It is controversial whether a high or low ligation of the inferior mesenteric artery (IMA) is superior. The former allows an extended lymph node clearance whereas the latter preserves the distal vascular supply via the left colic artery (LCA). Apical lymph node dissection of the IMA (ALMA) harvests nodal tissue along the IMA proximal to the LCA whilst performing a low ligation. This anatomically replicates the oncological benefit of high ligation and the vascular preservation of low ligation. Our study evaluates the nodal yield of ALMA and the short-term outcome of this technique.Method
We retrospectively studied 19 patients with sigmoid or rectal cancer who underwent curative surgical resection with ALMA. All ALMAs were performed with a standard technique previously described (Kobayashi et al., Surg Endosc 2005, 20:563–9; Sekimoto et al. Surg Endosc 2010, 25:861–6). The lymph node yield from the dissection (the ALMA specimen) was compared with the total lymph node yield. Data on the LCA anatomy, time required to perform ALMA, complications and postoperative recovery were evaluated.Results

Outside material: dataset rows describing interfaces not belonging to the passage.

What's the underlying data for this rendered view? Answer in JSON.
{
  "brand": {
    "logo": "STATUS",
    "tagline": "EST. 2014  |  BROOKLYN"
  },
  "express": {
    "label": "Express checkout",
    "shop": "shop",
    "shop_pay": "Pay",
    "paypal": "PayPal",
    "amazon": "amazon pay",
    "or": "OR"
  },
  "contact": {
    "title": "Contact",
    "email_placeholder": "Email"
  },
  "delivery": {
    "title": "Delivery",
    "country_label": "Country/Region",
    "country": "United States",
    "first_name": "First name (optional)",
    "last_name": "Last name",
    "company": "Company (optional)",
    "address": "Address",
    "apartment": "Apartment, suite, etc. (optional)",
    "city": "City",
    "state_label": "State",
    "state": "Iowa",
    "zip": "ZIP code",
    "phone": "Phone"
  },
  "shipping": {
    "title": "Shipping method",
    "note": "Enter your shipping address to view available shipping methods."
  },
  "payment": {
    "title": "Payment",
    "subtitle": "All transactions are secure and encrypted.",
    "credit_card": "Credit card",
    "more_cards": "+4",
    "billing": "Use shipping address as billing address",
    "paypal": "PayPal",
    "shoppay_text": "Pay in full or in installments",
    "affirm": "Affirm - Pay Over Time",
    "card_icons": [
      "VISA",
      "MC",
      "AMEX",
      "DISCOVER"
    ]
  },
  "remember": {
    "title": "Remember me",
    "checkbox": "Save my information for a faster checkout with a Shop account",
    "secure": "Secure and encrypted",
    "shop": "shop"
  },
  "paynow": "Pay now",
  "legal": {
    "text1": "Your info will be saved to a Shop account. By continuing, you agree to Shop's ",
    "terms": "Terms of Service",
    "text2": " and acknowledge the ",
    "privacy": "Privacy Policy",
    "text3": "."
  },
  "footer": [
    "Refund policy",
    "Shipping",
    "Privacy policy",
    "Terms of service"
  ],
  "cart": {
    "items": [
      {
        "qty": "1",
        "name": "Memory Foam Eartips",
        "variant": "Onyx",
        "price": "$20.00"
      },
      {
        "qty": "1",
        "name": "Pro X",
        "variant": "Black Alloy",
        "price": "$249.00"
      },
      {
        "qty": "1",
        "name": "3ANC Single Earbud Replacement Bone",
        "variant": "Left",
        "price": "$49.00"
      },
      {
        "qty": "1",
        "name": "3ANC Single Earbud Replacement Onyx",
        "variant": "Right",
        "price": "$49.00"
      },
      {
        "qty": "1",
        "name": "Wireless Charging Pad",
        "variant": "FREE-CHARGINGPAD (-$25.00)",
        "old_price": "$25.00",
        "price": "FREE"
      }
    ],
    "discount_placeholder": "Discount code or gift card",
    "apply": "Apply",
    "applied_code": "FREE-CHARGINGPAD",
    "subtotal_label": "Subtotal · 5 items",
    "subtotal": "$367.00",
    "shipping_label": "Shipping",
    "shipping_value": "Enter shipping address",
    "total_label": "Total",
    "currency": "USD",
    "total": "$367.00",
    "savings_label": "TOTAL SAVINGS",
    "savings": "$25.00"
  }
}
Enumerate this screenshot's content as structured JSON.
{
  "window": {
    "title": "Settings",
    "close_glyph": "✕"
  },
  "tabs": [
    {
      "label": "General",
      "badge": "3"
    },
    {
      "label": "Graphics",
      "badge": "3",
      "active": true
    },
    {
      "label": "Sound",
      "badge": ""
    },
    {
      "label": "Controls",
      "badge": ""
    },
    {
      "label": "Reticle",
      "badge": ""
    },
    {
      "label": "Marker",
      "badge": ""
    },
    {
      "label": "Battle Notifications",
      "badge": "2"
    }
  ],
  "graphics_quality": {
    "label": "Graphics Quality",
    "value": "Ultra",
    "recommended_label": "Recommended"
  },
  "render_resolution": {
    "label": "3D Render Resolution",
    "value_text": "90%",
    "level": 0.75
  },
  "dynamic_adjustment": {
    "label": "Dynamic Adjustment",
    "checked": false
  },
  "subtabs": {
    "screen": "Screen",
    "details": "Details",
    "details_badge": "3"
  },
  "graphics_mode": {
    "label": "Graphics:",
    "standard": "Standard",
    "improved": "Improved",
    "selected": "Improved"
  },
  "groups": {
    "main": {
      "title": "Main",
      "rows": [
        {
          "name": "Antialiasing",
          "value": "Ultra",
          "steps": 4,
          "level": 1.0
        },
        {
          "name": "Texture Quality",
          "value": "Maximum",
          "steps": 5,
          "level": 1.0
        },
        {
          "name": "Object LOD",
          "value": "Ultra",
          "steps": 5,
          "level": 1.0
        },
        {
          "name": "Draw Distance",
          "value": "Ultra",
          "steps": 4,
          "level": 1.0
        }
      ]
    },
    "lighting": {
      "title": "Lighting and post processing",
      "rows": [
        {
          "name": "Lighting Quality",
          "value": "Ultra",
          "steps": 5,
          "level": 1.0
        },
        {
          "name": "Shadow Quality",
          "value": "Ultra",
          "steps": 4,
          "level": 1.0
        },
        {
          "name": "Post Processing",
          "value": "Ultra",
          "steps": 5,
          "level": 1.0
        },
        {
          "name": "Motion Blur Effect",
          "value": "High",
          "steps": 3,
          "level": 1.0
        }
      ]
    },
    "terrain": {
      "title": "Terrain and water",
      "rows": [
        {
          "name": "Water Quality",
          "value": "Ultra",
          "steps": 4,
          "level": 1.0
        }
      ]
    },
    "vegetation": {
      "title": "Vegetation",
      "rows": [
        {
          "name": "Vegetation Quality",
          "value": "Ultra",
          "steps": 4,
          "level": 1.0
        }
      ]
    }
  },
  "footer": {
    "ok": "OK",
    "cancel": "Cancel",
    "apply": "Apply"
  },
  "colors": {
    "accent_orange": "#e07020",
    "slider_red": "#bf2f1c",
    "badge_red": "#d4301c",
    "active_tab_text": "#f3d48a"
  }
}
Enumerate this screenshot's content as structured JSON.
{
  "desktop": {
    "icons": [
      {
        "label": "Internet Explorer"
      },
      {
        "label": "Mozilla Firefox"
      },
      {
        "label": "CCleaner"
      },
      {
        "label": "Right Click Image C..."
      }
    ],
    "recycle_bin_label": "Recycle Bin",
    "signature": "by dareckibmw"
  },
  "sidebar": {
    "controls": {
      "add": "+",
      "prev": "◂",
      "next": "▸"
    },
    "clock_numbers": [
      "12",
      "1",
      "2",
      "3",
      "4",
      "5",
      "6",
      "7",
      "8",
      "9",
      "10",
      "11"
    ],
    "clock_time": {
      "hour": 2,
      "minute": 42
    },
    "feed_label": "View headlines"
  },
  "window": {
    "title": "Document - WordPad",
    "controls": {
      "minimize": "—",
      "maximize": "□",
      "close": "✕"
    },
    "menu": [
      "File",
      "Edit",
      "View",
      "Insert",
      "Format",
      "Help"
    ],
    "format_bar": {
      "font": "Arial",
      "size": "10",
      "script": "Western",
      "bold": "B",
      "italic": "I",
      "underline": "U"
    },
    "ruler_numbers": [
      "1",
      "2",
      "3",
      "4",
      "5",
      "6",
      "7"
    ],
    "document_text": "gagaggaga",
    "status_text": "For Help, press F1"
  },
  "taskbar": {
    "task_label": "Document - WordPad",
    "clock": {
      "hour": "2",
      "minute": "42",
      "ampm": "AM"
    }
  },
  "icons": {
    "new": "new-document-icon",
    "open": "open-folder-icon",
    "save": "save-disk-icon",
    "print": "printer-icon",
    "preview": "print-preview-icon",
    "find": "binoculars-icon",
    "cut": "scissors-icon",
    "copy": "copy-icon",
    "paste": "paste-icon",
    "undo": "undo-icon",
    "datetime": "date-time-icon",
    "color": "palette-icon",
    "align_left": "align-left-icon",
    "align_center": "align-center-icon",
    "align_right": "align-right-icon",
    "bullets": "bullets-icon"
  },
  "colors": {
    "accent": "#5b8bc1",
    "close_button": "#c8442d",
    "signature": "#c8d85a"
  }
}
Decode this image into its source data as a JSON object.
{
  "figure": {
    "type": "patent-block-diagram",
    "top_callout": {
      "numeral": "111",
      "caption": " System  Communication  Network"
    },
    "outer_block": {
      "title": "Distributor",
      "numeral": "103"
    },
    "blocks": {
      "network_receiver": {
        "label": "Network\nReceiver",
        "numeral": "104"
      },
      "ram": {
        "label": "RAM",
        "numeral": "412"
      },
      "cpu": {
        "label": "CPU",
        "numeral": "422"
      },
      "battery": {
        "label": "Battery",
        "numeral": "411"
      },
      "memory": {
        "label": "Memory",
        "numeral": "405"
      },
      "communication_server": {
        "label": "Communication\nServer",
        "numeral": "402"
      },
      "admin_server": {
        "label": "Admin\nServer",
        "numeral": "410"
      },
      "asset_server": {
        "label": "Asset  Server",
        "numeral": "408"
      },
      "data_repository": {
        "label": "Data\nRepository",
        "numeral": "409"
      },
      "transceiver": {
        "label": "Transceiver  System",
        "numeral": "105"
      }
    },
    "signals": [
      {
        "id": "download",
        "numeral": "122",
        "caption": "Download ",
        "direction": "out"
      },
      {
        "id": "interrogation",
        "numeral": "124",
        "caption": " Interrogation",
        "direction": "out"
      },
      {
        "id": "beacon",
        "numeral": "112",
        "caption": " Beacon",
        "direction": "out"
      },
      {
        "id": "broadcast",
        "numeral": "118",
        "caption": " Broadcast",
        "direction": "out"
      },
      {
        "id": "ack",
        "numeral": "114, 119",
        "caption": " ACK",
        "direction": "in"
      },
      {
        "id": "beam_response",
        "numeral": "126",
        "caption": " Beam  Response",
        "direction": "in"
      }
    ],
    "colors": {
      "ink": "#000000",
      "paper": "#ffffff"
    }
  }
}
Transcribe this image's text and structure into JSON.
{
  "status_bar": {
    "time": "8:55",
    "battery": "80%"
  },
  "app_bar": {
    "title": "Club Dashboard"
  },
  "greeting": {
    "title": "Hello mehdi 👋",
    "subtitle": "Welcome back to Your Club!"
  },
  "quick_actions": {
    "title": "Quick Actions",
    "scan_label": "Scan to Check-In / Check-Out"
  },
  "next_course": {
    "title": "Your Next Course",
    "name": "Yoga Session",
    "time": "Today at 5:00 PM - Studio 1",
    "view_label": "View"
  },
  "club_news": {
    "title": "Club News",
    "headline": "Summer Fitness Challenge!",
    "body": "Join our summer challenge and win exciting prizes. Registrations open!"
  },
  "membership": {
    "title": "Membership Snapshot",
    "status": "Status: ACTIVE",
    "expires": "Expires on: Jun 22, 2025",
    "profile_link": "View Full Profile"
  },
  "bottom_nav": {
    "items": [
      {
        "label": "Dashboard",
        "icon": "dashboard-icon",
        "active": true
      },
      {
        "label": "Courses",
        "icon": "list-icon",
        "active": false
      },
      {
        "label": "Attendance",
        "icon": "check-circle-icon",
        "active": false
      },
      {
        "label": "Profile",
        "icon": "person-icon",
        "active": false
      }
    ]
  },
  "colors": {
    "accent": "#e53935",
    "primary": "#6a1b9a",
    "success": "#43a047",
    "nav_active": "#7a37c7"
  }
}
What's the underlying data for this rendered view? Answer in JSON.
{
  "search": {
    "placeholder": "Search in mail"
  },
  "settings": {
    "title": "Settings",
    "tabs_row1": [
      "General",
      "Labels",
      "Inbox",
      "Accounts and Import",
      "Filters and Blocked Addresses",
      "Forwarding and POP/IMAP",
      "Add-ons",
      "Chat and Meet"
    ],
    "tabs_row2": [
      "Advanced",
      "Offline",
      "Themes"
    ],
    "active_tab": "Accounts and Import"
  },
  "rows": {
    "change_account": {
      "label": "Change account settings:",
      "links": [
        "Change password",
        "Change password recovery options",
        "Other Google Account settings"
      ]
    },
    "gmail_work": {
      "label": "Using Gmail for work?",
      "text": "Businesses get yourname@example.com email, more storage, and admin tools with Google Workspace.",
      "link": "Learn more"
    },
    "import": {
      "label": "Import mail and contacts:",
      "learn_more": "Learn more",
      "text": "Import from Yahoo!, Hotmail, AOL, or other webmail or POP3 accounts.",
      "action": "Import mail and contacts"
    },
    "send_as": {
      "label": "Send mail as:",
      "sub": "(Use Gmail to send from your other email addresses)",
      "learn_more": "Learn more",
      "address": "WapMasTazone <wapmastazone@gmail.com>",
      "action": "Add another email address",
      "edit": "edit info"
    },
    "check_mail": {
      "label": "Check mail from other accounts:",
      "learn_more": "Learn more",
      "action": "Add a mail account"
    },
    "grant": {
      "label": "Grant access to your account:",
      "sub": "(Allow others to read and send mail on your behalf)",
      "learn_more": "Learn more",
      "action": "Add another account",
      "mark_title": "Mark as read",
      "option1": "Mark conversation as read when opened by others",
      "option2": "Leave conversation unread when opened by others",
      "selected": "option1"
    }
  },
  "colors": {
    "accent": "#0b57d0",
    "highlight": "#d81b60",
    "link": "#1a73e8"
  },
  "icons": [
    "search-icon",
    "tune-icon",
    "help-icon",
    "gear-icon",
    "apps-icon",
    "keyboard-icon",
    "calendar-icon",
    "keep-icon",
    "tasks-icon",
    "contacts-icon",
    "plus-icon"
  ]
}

ALMA was successful in 18 patients. Median postoperative hospitalization was 5 (2–26) days without ALMA-related morbidity or mortality. The median lymph node yield was 20 (9–41) and a median of 14.3 (0–80)% were harvested with ALMA. Two patients not having neoadjuvant chemoradiotherapy had fewer than 12 lymph nodes, excluding nodes harvested from ALMA. The average time required for ALMA was 18 min.Conclusion
ALMA is a safe and feasible technique, allowing extended lymphadenectomy without sacrificing the LCA. In this small group of patients none were upstaged due to cancerous involvement of the proximal nodes.